-- PROVIDED MATERIAL follows --

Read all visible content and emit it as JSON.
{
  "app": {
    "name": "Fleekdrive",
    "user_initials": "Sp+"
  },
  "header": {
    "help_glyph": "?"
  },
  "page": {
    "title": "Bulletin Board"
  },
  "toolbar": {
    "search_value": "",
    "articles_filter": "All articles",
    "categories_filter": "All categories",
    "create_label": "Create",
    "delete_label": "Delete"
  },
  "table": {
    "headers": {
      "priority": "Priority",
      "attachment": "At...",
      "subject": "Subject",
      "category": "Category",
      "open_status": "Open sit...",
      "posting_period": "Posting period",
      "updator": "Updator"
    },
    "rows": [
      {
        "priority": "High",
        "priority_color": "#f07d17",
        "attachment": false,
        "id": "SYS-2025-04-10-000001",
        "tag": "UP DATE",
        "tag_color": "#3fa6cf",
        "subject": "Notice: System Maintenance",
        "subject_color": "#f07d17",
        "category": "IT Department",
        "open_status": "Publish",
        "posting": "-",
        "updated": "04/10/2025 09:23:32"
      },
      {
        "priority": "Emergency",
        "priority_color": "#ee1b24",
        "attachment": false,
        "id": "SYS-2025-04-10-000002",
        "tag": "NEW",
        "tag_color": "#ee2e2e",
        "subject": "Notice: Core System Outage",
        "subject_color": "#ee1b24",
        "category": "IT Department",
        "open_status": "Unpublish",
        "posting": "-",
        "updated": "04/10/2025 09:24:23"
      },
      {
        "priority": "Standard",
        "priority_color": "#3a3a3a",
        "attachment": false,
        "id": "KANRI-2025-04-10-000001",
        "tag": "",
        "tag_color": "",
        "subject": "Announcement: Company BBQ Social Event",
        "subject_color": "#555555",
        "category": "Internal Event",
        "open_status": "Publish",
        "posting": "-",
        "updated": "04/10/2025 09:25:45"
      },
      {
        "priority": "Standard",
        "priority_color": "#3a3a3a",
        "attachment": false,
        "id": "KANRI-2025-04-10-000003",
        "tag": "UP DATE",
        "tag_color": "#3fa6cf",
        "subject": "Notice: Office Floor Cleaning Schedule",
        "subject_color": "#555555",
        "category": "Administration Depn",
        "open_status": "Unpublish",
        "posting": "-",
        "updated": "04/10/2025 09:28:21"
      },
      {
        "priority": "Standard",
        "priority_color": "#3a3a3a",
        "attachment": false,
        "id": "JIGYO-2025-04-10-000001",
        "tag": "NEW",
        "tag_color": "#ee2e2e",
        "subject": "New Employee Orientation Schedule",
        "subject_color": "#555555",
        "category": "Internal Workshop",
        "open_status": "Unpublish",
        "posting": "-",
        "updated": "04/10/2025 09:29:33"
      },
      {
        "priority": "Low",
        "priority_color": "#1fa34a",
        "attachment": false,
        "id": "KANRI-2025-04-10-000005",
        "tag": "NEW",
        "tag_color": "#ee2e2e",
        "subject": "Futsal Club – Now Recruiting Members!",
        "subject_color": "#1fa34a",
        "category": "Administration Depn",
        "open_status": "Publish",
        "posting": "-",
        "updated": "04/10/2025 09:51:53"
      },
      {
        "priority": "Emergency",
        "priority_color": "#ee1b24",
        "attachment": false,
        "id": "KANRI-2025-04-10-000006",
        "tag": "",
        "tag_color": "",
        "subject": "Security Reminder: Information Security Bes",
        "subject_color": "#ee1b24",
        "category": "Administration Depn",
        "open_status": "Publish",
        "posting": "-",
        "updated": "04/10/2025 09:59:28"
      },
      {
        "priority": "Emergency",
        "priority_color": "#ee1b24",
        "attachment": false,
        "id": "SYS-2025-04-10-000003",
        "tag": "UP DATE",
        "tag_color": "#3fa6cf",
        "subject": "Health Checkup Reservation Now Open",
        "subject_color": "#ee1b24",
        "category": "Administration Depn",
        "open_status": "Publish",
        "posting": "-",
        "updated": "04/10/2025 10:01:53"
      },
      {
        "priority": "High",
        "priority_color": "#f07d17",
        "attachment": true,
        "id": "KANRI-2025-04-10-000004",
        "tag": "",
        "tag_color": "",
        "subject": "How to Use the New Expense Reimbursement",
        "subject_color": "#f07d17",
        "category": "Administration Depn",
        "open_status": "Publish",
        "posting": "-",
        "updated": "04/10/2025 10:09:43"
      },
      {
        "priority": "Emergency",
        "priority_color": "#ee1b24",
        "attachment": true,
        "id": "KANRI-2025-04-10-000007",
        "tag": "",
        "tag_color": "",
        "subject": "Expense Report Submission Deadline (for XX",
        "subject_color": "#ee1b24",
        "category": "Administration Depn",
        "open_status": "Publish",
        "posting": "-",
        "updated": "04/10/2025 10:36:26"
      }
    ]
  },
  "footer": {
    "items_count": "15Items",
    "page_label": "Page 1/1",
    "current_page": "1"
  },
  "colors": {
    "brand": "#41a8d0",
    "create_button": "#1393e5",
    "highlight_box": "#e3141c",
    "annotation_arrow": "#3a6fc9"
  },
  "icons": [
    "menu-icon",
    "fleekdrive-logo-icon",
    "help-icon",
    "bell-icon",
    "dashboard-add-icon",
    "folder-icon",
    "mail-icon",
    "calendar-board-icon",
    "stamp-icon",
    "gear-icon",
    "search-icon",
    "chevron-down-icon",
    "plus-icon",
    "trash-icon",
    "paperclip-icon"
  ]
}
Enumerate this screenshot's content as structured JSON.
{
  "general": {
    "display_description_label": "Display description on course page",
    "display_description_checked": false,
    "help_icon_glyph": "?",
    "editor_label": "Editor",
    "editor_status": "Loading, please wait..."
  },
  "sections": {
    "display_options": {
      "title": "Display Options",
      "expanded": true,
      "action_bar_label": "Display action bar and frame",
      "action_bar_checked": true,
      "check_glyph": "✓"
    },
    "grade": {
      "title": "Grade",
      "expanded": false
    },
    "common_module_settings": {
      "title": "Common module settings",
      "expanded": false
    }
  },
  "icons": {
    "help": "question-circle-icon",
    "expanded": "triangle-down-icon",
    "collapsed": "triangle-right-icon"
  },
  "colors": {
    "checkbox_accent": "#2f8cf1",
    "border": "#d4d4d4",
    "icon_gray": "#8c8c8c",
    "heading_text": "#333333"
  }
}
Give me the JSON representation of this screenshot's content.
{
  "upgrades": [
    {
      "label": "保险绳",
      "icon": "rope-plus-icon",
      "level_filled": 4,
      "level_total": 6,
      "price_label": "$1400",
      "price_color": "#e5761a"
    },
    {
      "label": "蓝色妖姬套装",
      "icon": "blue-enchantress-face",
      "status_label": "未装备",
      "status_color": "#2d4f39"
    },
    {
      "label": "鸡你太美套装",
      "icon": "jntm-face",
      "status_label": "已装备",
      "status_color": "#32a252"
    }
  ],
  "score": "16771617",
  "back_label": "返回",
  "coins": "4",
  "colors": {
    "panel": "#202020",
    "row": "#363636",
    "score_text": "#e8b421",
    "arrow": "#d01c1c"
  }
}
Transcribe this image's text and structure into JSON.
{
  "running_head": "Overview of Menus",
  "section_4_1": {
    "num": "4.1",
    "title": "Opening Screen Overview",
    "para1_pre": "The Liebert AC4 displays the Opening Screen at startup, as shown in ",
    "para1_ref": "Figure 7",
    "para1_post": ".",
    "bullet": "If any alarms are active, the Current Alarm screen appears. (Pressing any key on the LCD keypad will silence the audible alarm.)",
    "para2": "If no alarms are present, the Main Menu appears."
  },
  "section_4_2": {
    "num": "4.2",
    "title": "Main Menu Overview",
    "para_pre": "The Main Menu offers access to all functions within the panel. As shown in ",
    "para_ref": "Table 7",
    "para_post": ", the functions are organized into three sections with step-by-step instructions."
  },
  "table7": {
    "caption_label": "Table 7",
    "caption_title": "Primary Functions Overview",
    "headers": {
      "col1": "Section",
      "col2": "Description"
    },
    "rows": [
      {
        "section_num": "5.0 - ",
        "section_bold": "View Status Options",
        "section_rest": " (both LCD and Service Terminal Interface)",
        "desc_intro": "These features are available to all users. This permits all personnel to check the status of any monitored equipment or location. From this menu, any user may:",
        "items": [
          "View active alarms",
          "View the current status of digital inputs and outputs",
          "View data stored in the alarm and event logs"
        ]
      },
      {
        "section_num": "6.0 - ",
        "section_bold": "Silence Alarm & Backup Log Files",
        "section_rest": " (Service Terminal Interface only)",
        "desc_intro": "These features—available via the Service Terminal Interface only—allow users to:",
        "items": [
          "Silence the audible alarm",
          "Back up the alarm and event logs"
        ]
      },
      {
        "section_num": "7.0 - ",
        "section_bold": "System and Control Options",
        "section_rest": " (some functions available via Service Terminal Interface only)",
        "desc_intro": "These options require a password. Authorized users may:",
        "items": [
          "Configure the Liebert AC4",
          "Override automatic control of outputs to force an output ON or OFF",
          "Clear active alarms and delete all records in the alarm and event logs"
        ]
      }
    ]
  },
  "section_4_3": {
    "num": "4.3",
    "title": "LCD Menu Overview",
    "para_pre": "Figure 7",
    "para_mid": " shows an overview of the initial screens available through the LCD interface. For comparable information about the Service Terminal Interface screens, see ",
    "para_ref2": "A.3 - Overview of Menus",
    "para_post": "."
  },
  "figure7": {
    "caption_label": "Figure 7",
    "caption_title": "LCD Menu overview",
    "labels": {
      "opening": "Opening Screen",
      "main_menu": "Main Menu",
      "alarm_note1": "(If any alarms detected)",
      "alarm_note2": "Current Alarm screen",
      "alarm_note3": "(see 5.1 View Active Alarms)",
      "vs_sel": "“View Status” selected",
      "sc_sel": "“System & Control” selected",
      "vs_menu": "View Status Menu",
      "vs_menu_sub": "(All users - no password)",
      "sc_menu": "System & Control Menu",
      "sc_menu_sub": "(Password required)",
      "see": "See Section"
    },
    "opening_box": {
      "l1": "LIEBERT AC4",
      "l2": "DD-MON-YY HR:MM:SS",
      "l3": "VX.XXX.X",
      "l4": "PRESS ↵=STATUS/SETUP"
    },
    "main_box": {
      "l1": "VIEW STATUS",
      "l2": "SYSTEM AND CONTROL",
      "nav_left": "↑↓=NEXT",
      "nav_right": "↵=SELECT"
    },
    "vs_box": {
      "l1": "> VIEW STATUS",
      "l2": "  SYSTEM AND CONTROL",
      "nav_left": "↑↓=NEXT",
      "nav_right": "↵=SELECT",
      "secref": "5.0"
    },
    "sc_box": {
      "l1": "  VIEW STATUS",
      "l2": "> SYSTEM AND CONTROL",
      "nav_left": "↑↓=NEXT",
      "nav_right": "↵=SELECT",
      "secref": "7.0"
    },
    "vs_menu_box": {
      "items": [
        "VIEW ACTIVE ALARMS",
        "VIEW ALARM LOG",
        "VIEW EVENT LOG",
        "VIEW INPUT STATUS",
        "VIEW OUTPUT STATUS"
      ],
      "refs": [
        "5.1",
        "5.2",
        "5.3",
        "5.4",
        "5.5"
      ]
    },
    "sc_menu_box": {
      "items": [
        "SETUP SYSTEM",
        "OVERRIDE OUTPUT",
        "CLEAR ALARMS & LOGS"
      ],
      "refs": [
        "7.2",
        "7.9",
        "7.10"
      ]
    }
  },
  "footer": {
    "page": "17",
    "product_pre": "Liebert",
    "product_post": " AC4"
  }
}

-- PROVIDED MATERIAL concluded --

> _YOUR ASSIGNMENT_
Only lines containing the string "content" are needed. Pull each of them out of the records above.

> _REPLY_
Read all visible content and emit it as JSON.
Enumerate this screenshot's content as structured JSON.
Give me the JSON representation of this screenshot's content.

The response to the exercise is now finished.